Judge allows Sunoco to resume drilling at 16 Mariner East pipeline locations

A state environmental judge has permitted Sunoco Pipeline LP to resume horizontal drilling at 16 of the 55 locations where underground work was temporarily halted in July on the company’s contentious Mariner East 2 project.

Judge Bernard Labuskes Jr., in an order posted Friday by the Environmental Hearing Board, allowed Sunoco to restart drilling at 16 of 17 locations on the 350-mile pipeline route where the company said that underground work was incomplete, leaving boreholes unstable and drill bits suspended in the hole.

Two of the locations where drilling can resume are in Chester County, and two are in Delaware County, including one under Chester Creek, where nontoxic bentonite drilling fluid seeped outside the well bore during the drilling process.

But underground work is still halted under an Exton neighborhood where drilling in July contaminated the private water wells of 14 homeowners, prompting Sunoco to scramble to extend public water service to an enclave of homes using private wells near Shoen Road in West Whiteland Township.

The decision to partially lift the drilling ban grew out of settlement negotiations Thursday between Sunoco and the Clean Air Council, the environmental nonprofit group that has attempted to block the pipeline’s permits. Alex Bomstein, a Clean Air Council attorney, said he was unable to comment on the ongoing settlement negotiations.

The judge’s order doesn’t affect his July 25 decision to halt most of the underground drilling on the Mariner East 2 pipeline. That decision is the subject of a Harrisburg hearing that is set to start next Wednesday, rescheduled from Aug. 7.

The hearings concern the Clean Air Council’s effort to temporarily block permits granted in February by the Department of Environmental Protection that allowed Sunoco to start building the pipeline. At that time, Labuskes declined the organization’s appeal, but he ordered the halt to horizontal drilling after the organization documented spills associated with the practice.

Sunoco, which is owned by Energy Transfer Partners LP of Texas, is building the cross-state pipeline to deliver gas liquids such as propane from the Marcellus Shale formation to its terminal in Marcus Hook. The Mariner East 2 pipeline largely follows the same route as the smaller Mariner East 1 pipeline, which went into service more than two years ago.

Most of the pipeline is being installed in conventional open trenches, which aren’t affected by the order and where work continues.

The company decided to use the horizontal drilling method to install the new pipeline beneath large streams, rivers, and highways, and under densely developed areas, to reduce the nuisance caused by cutting an open trench. But the technique seems to be causing more public and regulatory disturbances than anticipated.

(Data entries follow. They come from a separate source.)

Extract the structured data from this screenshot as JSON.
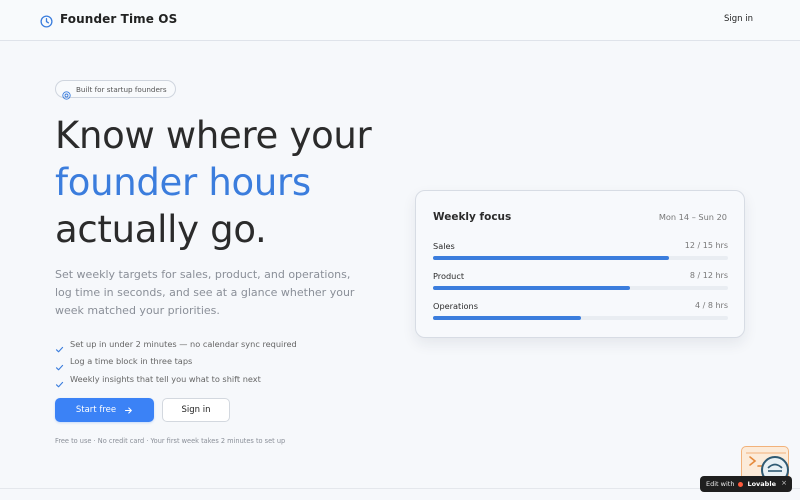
{
  "header": {
    "brand_name": "Founder Time OS",
    "signin_label": "Sign in"
  },
  "hero": {
    "badge": "Built for startup founders",
    "headline_line1": "Know where your",
    "headline_line2": "founder hours",
    "headline_line3": "actually go.",
    "subtext": "Set weekly targets for sales, product, and operations, log time in seconds, and see at a glance whether your week matched your priorities.",
    "checks": [
      "Set up in under 2 minutes — no calendar sync required",
      "Log a time block in three taps",
      "Weekly insights that tell you what to shift next"
    ],
    "primary_button": "Start free",
    "secondary_button": "Sign in",
    "footnote": "Free to use · No credit card · Your first week takes 2 minutes to set up"
  },
  "card": {
    "title": "Weekly focus",
    "range": "Mon 14 – Sun 20",
    "rows": [
      {
        "label": "Sales",
        "value": "12 / 15 hrs",
        "progress": 0.8
      },
      {
        "label": "Product",
        "value": "8 / 12 hrs",
        "progress": 0.667
      },
      {
        "label": "Operations",
        "value": "4 / 8 hrs",
        "progress": 0.5
      }
    ]
  },
  "widget": {
    "edit_with": "Edit with",
    "brand": "Lovable",
    "close": "×"
  },
  "colors": {
    "accent": "#3b7ddd",
    "primary_button": "#3b82f6"
  },
  "icons": {
    "brand": "clock-icon",
    "badge": "at-sign-icon",
    "check": "check-icon",
    "button": "arrow-right-icon"
  }
}
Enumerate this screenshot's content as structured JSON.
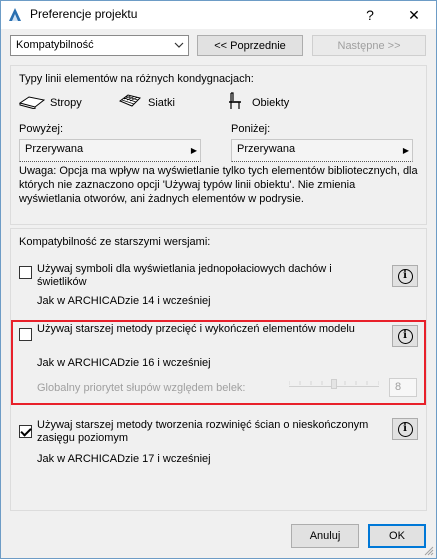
{
  "window": {
    "title": "Preferencje projektu",
    "help": "?",
    "close": "✕"
  },
  "toolbar": {
    "section_value": "Kompatybilność",
    "prev_label": "<< Poprzednie",
    "next_label": "Następne >>"
  },
  "line_types": {
    "heading": "Typy linii elementów na różnych kondygnacjach:",
    "items": [
      {
        "label": "Stropy",
        "icon": "slab-icon"
      },
      {
        "label": "Siatki",
        "icon": "mesh-icon"
      },
      {
        "label": "Obiekty",
        "icon": "object-icon"
      }
    ],
    "above_label": "Powyżej:",
    "above_value": "Przerywana",
    "below_label": "Poniżej:",
    "below_value": "Przerywana",
    "note": "Uwaga: Opcja ma wpływ na wyświetlanie tylko tych elementów bibliotecznych, dla których nie zaznaczono opcji 'Używaj typów linii obiektu'. Nie zmienia wyświetlania otworów, ani żadnych elementów w podrysie."
  },
  "compat": {
    "heading": "Kompatybilność ze starszymi wersjami:",
    "option1": {
      "label": "Używaj symboli dla wyświetlania jednopołaciowych dachów i świetlików",
      "sub": "Jak w ARCHICADzie 14 i wcześniej",
      "checked": false
    },
    "option2": {
      "label": "Używaj starszej metody przecięć i wykończeń elementów modelu",
      "sub": "Jak w ARCHICADzie 16 i wcześniej",
      "checked": false
    },
    "priority_label": "Globalny priorytet słupów względem belek:",
    "priority_value": "8",
    "priority_level": 0.5,
    "option3": {
      "label": "Używaj starszej metody tworzenia rozwinięć ścian o nieskończonym zasięgu poziomym",
      "sub": "Jak w ARCHICADzie 17 i wcześniej",
      "checked": true
    }
  },
  "footer": {
    "cancel_label": "Anuluj",
    "ok_label": "OK"
  },
  "colors": {
    "highlight": "#e8202a",
    "accent": "#0078d7"
  }
}
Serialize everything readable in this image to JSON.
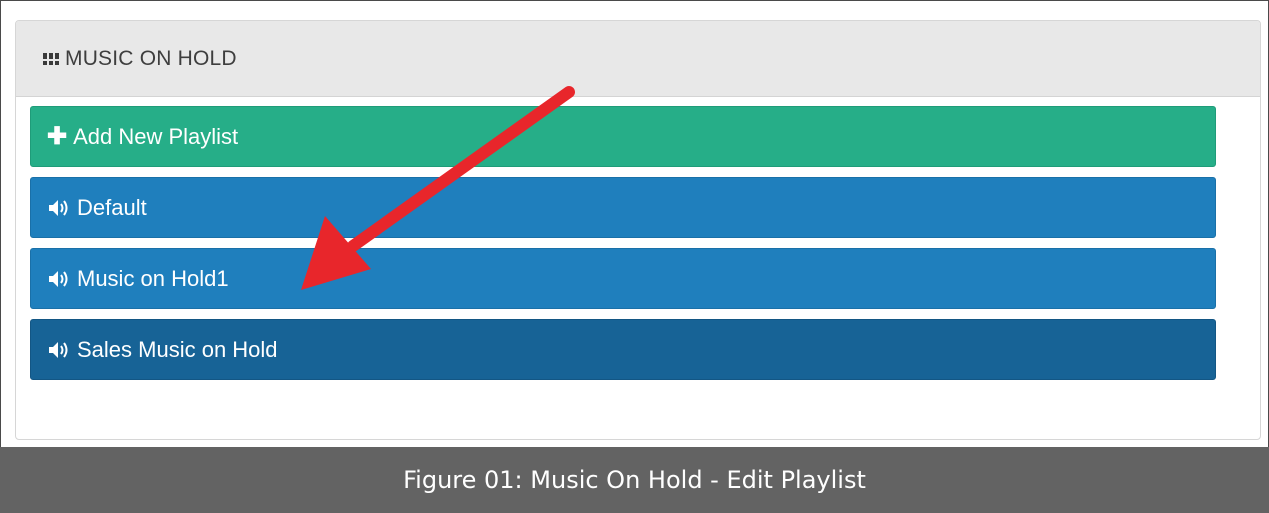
{
  "panel": {
    "title": "MUSIC ON HOLD",
    "icon": "grid-icon"
  },
  "buttons": {
    "add_new": {
      "label": "Add New Playlist",
      "icon": "plus-icon",
      "color": "#26ae88"
    },
    "default": {
      "label": "Default",
      "icon": "speaker-icon",
      "color": "#1f7fbd"
    },
    "moh1": {
      "label": "Music on Hold1",
      "icon": "speaker-icon",
      "color": "#1f7fbd"
    },
    "sales": {
      "label": "Sales Music on Hold",
      "icon": "speaker-icon",
      "color": "#176396"
    }
  },
  "annotation": {
    "arrow_color": "#e8262b",
    "arrow_target": "Music on Hold1"
  },
  "caption": {
    "text": "Figure 01: Music On Hold - Edit Playlist"
  }
}
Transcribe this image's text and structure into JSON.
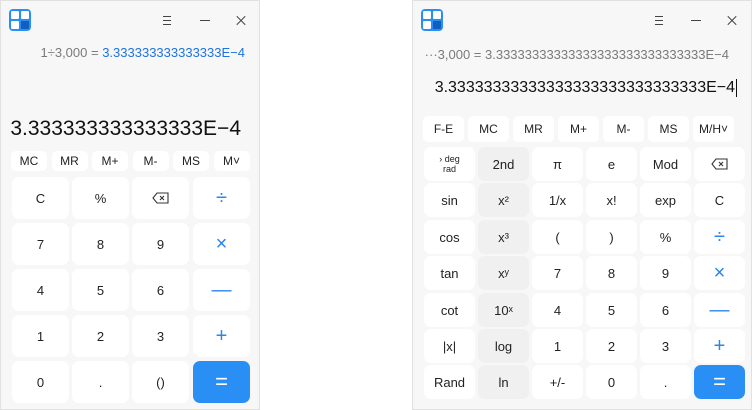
{
  "standard": {
    "expression_left": "1÷3,000 =",
    "expression_result": "3.333333333333333E−4",
    "display": "3.333333333333333E−4",
    "memory": [
      "MC",
      "MR",
      "M+",
      "M-",
      "MS",
      "M˅"
    ],
    "rows": [
      [
        "C",
        "%",
        "⌫",
        "÷"
      ],
      [
        "7",
        "8",
        "9",
        "×"
      ],
      [
        "4",
        "5",
        "6",
        "—"
      ],
      [
        "1",
        "2",
        "3",
        "+"
      ],
      [
        "0",
        ".",
        "()",
        "="
      ]
    ]
  },
  "scientific": {
    "expression": "···3,000 = 3.33333333333333333333333333333E−4",
    "display": "3.33333333333333333333333333333E−4",
    "memory": [
      "F-E",
      "MC",
      "MR",
      "M+",
      "M-",
      "MS",
      "M/H˅"
    ],
    "rows": [
      [
        "> deg rad",
        "2nd",
        "π",
        "e",
        "Mod",
        "⌫"
      ],
      [
        "sin",
        "x²",
        "1/x",
        "x!",
        "exp",
        "C"
      ],
      [
        "cos",
        "x³",
        "(",
        ")",
        "%",
        "÷"
      ],
      [
        "tan",
        "xʸ",
        "7",
        "8",
        "9",
        "×"
      ],
      [
        "cot",
        "10ˣ",
        "4",
        "5",
        "6",
        "—"
      ],
      [
        "|x|",
        "log",
        "1",
        "2",
        "3",
        "+"
      ],
      [
        "Rand",
        "ln",
        "+/-",
        "0",
        ".",
        "="
      ]
    ]
  },
  "colors": {
    "accent": "#2a8ff5",
    "operator": "#2c84ee",
    "background": "#f7f7f7",
    "button": "#ffffff"
  },
  "icons": [
    "calculator-app-icon",
    "menu-icon",
    "minimize-icon",
    "close-icon",
    "backspace-icon"
  ]
}
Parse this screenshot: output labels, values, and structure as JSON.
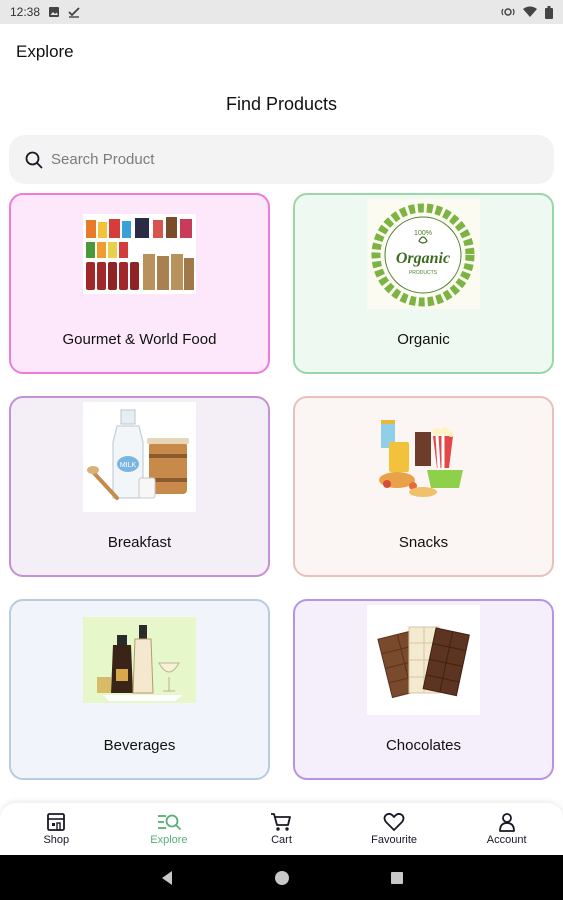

With horizontal directional drilling, the company creates a 24-inch diameter lateral pilot hole as far as a mile in length. The pilot hole is then reamed with a larger drill bit to enlarge it to 30 inches in diameter, allowing the coated steel pipeline to be pulled through it. The pipe is then sealed in place with cement.

Sunoco, in its filing with the Environmental Hearing Board, argued that termination of horizontal drilling before an individual hole is completed can cause more potential environmental risk than finishing the drilling.

David Runte, Sunoco’s senior director of engineering, said in an affidavit that incomplete drilling creates a risk of collapse of the borehole wall, and increases the likelihood of leaks when drilling is resumed.

Drilling equipment can also be lost if the drilled hole collapses, he said, requiring a new hole to be drilled.

The 16 locations where drilling can resume include a 3,557-foot section beneath Eagleview Boulevard in Exton, Chester County; a 3,657-foot section under Ship Road in West Whiteland Township, Chester County; a 2,844-foot section beneath Commerce Drive in Chester Township, Delaware County; and a 4,979-foot section in Delaware County that crosses under Chester Creek, three railroad tracks, and four roadways.

The pipeline installation under Chester Creek has created significant challenges for Sunoco, including six separate losses of drilling fluids that the company blamed on cracks in the bedrock, created during the previous installation of a sewer line. The company said it introduced grout to fill the cracks, but the grout seal will degrade and create the risk of future drilling fluids leaks unless the drilling is completed soon.